What Six Great Canadian Women Accomplished in 2018

2018 was an eventful year like any other. Despite the not-so-great events that occurred throughout the year, it is important to remember that the year itself was also full of significant female achievement. As there was so much of it, I decided to focus on significant Canadian women. It’s amazing to see how many #GirlBosses changed history. Here are eight Canadians who made 2018 their year. Hopefully their accomplishments will keep you #KillingIt for 2019!

Tessa Virtue

Virtue is an accomplished skater and ice dancer with a career spanning 20 years. Her ice dance performance at the 2018 Pyeongchang Winter Olympics to Moulin Rouge melted hearts around the world. Virtue along with her ice dancing partner, Scott Moir, are now the most decorated Olympic athletes in history, with three gold medals and five overall. Training harder than ever before, Virtue and Moir’s goal was to turn their Olympic dreams into reality (again). I think it is safe to say they did just that. Following their success, the pair were inducted into Canada’s Walk of Fame in Toronto and performed in the Thank You Canada Tour (another tour of similar affiliation is said to be in the works for 2019!). ​
Mylene Tu

Tu is an engineering student at the University of Waterloo and founder of FEM in STEM, a social enterprise and resource hub which allows women to connect to the STEM (science, technology, engineering, and math) community. Her mission? According to Women of Influence, it is to “Find. Explore. Motivate.” Not only does Tu wish to provide STEM women with the greatest of resources for education and employment in the field, but she wants to raise awareness surrounding the gender gap as well. Heavily influenced by her experiences as a first year, Tu hopes to inspire and equip her fellow women in Ontario to pursue their STEM-based goals. Since creating FEM in STEM, Tu has collaborated with Women on the Move and has gained over 70 members across Ontario. You can learn more about Tu, here and FEM in STEM here
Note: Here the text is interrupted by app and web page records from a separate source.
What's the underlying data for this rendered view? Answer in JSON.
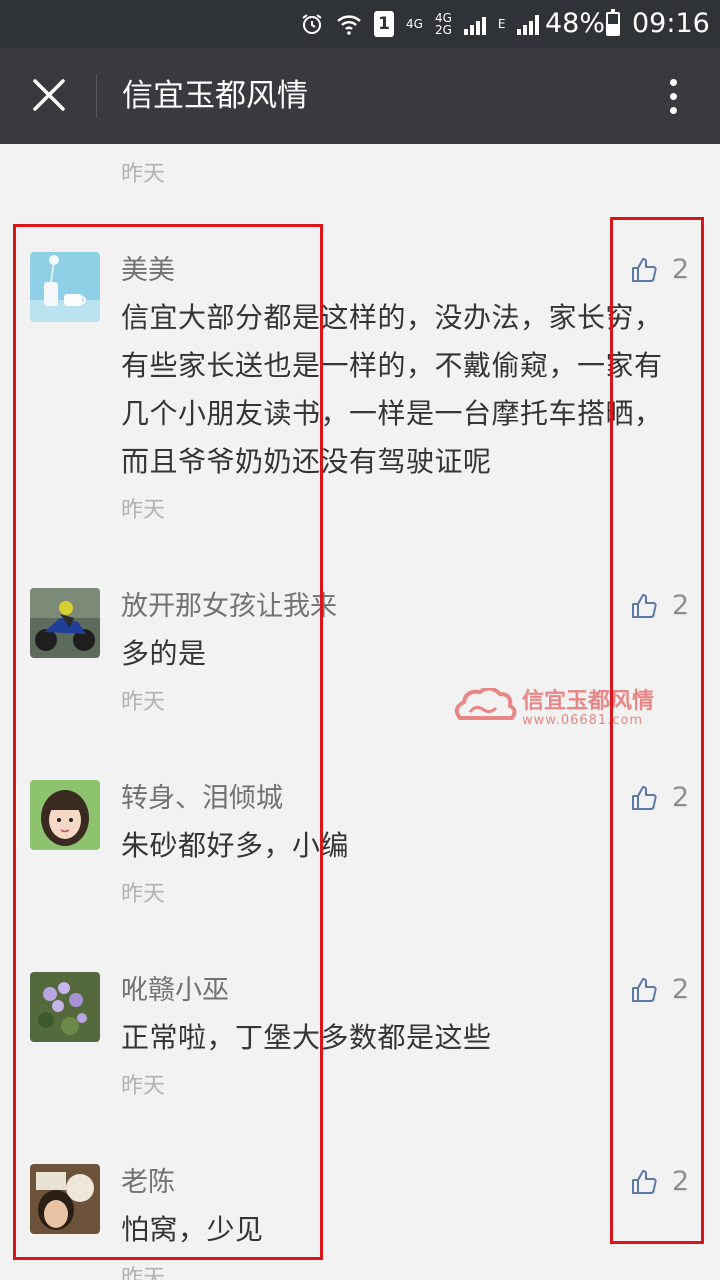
{
  "status_bar": {
    "battery_text": "48%",
    "battery_level": 0.48,
    "time": "09:16",
    "sim_label": "1",
    "net_4g": "4G",
    "net_4g2": "4G",
    "net_2g": "2G",
    "net_e": "E",
    "icons": [
      "alarm-icon",
      "wifi-icon",
      "sim-icon",
      "signal-icon",
      "battery-icon"
    ]
  },
  "appbar": {
    "title": "信宜玉都风情",
    "icons": [
      "close-icon",
      "more-vertical-icon"
    ]
  },
  "top_time": "昨天",
  "watermark": {
    "title": "信宜玉都风情",
    "url": "www.06681.com"
  },
  "comments": [
    {
      "name": "美美",
      "text": "信宜大部分都是这样的，没办法，家长穷，有些家长送也是一样的，不戴偷窥，一家有几个小朋友读书，一样是一台摩托车搭晒，而且爷爷奶奶还没有驾驶证呢",
      "time": "昨天",
      "likes": "2",
      "avatar_icon": "cup-avatar"
    },
    {
      "name": "放开那女孩让我来",
      "text": "多的是",
      "time": "昨天",
      "likes": "2",
      "avatar_icon": "motorcycle-avatar"
    },
    {
      "name": "转身、泪倾城",
      "text": "朱砂都好多，小编",
      "time": "昨天",
      "likes": "2",
      "avatar_icon": "girl-avatar"
    },
    {
      "name": "吪赣小巫",
      "text": "正常啦，丁堡大多数都是这些",
      "time": "昨天",
      "likes": "2",
      "avatar_icon": "flower-avatar"
    },
    {
      "name": "老陈",
      "text": "怕窝，少见",
      "time": "昨天",
      "likes": "2",
      "avatar_icon": "child-avatar"
    }
  ],
  "colors": {
    "status_bar_bg": "#2f3236",
    "appbar_bg": "#393a3f",
    "page_bg": "#f2f2f2",
    "highlight_box": "#d9141b",
    "like_icon": "#5a7aa8"
  }
}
Domee Shi 

Shi has worked for Pixar since 2011 as a storyboard artist. She gained acclaim for her animated short, Bao, which premiered before screenings of Brad Bird’s Incredibles 2. Shi’s work on Bao made her the first-ever female director at Pixar. Based on her childhood in Toronto, Shi captured the relationship between mother and child. Part fairy tale and part personal homage, this short’s messaging transcends cultural boundaries. Since Shi’s mass success, it is rumoured she is en route to creating her first feature-length project.

Carly Fleischmann

Carly Fleischmann was diagnosed with autism and oral motor apraxia at the age of two. This prevents her from being able to communicate with the use of her mouth. At the age of 10, Fleischmann began to communicate via a computer. In early 2018, she had the opportunity to host The Late Show with Stephen Colbert. She is the first nonverbal talk show host to do so. Fleischmann also has her own Youtube-based talk show, Speechless with Carly Fleischmann, where she has interviewed the likes of Channing Tatum and James Van Der Beek. Fleischmann has continued to work hard as an advocate for the autism community through her wit, humour and intellect. 

Sandra Oh

Icon and legend Sandra Oh is well known for her role as Dr. Cristina Yang on Grey’s Anatomy. Since leaving the show in 2014 she has continued to partake in projects both on and off screen. Back in 2018, Oh made Emmy history by becoming the first woman of Asian descent to be nominated for the Best Lead Actress in a Drama Series category (the 2019 Golden Globes continue to elude to another year of great things …). The Emmy nomination was for her brilliant performance in BBC America’s Killing Eve. This was not only historic for Oh, but for Asian representation and culture everywhere.